──────── DATASET RECORDS

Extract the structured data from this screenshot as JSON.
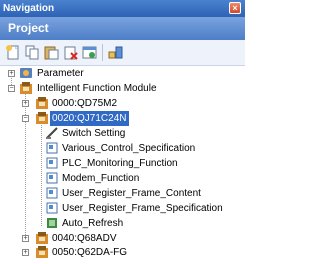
{
  "window": {
    "title": "Navigation",
    "close_symbol": "×"
  },
  "panel": {
    "header": "Project"
  },
  "toolbar": {
    "buttons": [
      {
        "icon": "new-data-icon"
      },
      {
        "icon": "copy-icon"
      },
      {
        "icon": "paste-icon"
      },
      {
        "icon": "delete-icon"
      },
      {
        "icon": "properties-icon"
      },
      {
        "icon": "find-icon"
      }
    ]
  },
  "tree": {
    "parameter": "Parameter",
    "intelligent_function_module": "Intelligent Function Module",
    "modules": [
      {
        "label": "0000:QD75M2",
        "expander": "+"
      },
      {
        "label": "0020:QJ71C24N",
        "expander": "−"
      },
      {
        "label": "0040:Q68ADV",
        "expander": "+"
      },
      {
        "label": "0050:Q62DA-FG",
        "expander": "+"
      }
    ],
    "children": [
      "Switch Setting",
      "Various_Control_Specification",
      "PLC_Monitoring_Function",
      "Modem_Function",
      "User_Register_Frame_Content",
      "User_Register_Frame_Specification",
      "Auto_Refresh"
    ],
    "expanders": {
      "collapsed": "+",
      "expanded": "−"
    }
  },
  "colors": {
    "accent": "#316ac5",
    "title_bar": "#2d62b5"
  }
}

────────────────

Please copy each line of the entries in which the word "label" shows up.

OUTPUT >>
        "label": "0000:QD75M2",
        "label": "0020:QJ71C24N",
        "label": "0040:Q68ADV",
        "label": "0050:Q62DA-FG",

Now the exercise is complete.